Following the launch of IAC Art Talks, the Institute for Australian and Chinese Arts and Culture (IAC) at Western Sydney University is excited to launch another webinar lecture series focusing on research around various aspects of culture. The aim of IAC Culture Talks is to build up cultural knowledge and understanding of multiculturality through sharing recent studies of specific areas that will engage, inform and enlighten audiences so as to better relate to the world of diversity and understand humanities.
IAC Culture Talks is a cross-disciplinary series exploring a diverse range of topics from contemporary society in mainland China, the Chinese Cultural Renaissance Movement in Taiwan to cultural investigations across Asia. Specially invited speakers include leading researchers and experts in ethnographic research, international legal practice, social and cultural studies, feminist studies, ethnomusicological research, Chinese Australian studies and more.
The series will be held via Zoom Webinar to enable interstate, national and international access. Each lecture will be recorded with each recording adding to IAC resources on arts and culture for ongoing usage by the general public.

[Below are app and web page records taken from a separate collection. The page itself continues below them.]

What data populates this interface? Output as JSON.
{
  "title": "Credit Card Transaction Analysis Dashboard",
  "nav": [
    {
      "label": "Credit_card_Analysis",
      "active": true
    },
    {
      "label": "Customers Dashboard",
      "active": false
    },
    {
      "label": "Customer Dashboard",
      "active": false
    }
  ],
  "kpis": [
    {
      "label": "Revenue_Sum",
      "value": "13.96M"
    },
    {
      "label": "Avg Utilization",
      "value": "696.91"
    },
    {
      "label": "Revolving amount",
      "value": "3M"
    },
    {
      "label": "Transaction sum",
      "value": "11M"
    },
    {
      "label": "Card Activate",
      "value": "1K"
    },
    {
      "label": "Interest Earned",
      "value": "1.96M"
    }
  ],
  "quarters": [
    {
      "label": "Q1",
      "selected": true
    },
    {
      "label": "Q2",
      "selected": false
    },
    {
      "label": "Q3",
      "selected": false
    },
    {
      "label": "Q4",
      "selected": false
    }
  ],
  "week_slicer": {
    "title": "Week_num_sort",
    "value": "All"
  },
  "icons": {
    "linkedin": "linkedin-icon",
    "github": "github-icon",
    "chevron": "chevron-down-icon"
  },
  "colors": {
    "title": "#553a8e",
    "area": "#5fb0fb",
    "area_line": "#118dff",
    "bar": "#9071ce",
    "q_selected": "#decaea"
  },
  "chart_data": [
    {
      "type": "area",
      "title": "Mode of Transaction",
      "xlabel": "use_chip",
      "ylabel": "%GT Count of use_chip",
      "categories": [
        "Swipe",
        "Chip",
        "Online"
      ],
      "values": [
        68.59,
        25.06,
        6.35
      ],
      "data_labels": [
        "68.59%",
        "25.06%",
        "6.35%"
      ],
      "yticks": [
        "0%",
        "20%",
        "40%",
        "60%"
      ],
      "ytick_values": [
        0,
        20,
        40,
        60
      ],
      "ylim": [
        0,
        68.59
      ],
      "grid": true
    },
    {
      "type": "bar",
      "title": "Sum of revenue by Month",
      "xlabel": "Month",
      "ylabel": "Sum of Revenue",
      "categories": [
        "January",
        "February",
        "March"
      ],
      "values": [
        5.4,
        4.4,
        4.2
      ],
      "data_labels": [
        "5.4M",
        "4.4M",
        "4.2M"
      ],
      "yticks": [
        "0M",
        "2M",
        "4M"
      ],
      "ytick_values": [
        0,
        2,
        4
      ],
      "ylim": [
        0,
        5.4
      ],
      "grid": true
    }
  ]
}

For the Inaugural Lecture, we are greatly honoured and privileged to have the renowned and widely published scholar of media and cultural studies, Professor Wanning Sun of the University of Technology Sydney (UTS). The lecture focused on Professor Sun’s latest publication Love Trouble: Inequality in China and Its Intimate Consequences. Four decades of economic reform have made China one of the most unequal countries but the impact of inequality is not just socioeconomic. Love Troubles is the first book to examine the emotional cost of this inequality to the intimate and emotional lives of people in China. Drawing on first-hand ethnographic research among rural migrant factory workers in the Pearl River Delta in southern China, Professor Sun provides a critical and insightful analysis of narratives about love, romance, and intimacy in contemporary China. This book not only reveals a cultural anthropologist approach to China’s social changes, but also presents a significant intellectual intervention into worldwide debates on inequality. In this lecture, Professor Sun took the audience to the site of her research and show them what she had learned from talking to and interacting with some of the rural migrant workers who produce our iPhones.